An anti-Uber advert created by a black cab drivers’ group has prompted a warning from a UK watchdog to stop “denigrating” the ride-hailing giant.
The Advertising Standards Authority (ASA) has demanded that a taxi group no longer “denigrate” Uber in its ads, following complaints about an anti-Uber advert on Facebook.
In a paid Facebook post, the Licensed Taxi Drivers’ Association (LTDA) said Uber was “unsafe” for road users and passengers.
The advert pictured an arm reaching out of a car window and snatching a purse from a pedestrian’s bag.
The CCTV-like image was stamped with “UBER-CAM-1” in the bottom right-hand corner.
The LTDA advert also raised data protection concerns about Uber, asking readers why it would trust the company with their data.
The ASA ruling said: “We noted that LTDA referred to Uber as unsafe for passengers and road users, and questioned whether passengers should trust Uber with their data.
“We considered the picture, in the context of the ad, was intended to portray an Uber driver stealing a woman’s purse.
“In any case the image, as well as the text in the Facebook post, created the impression that Uber drivers were untrustworthy and took part in illegal behaviour.
“We therefore concluded that the ad denigrated Uber and was therefore in breach of the code.”

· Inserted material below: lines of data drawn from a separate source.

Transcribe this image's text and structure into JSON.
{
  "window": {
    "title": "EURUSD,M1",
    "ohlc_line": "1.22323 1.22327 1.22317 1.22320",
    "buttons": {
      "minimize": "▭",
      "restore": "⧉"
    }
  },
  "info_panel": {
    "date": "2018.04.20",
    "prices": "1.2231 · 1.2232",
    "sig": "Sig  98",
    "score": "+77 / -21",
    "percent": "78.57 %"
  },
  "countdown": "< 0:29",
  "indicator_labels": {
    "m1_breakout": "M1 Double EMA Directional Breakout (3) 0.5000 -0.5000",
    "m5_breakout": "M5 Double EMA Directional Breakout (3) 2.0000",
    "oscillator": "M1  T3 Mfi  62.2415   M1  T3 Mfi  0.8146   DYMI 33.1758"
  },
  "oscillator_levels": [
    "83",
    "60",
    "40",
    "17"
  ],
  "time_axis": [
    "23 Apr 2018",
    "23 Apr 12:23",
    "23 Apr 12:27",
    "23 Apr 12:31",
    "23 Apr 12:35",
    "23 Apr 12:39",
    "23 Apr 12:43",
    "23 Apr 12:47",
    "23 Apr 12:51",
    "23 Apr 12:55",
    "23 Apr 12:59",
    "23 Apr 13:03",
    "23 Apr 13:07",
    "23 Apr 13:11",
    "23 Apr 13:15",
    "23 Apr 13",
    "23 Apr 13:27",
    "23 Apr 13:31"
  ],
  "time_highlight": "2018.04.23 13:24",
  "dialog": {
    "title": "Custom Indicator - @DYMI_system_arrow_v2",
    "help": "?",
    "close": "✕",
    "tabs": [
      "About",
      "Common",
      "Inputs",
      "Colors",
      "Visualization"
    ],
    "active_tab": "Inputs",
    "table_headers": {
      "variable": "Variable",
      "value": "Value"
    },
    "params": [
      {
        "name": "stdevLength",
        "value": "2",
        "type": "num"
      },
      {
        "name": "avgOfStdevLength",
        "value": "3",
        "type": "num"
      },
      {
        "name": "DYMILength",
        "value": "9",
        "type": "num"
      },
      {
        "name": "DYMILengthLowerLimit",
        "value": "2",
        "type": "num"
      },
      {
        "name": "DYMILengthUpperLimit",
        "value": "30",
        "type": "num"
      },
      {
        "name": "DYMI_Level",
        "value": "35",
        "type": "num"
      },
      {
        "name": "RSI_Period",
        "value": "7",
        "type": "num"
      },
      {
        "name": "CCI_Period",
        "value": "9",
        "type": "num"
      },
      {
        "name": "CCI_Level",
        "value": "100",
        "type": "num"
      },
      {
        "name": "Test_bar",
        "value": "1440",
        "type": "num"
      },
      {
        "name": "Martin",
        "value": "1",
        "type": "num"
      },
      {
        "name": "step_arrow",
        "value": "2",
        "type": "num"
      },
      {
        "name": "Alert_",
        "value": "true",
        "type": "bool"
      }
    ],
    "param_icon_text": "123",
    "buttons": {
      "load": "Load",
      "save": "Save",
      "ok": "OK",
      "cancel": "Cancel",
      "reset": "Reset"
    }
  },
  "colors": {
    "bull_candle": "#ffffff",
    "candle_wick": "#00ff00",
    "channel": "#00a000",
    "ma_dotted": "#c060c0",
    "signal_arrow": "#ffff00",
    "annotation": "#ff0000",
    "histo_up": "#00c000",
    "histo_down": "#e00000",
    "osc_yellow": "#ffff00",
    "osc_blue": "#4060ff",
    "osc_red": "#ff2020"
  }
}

Advertising watchdog asks LTDA to remove anti-Uber advert
The ASA ruled that the advert should not appear again in the same form, adding that it “told the LTDA not to denigrate Uber” as part of its judgement.
It added that it was “concerned” about the taxi driver group’s failure to respond when it was approached by the watchdog and reminded the LTDA it had a responsibility to respond to the regulator’s enquiries.
The anti-Uber advert was deemed to be in breach of CAP Code rules that state marketing must not discredit or denigrate other marketers or products.
The LTDA said it would not comment on the advertising watchdog’s verdict.
Uber has been contacted for a statement on the ruling, but has not yet responded.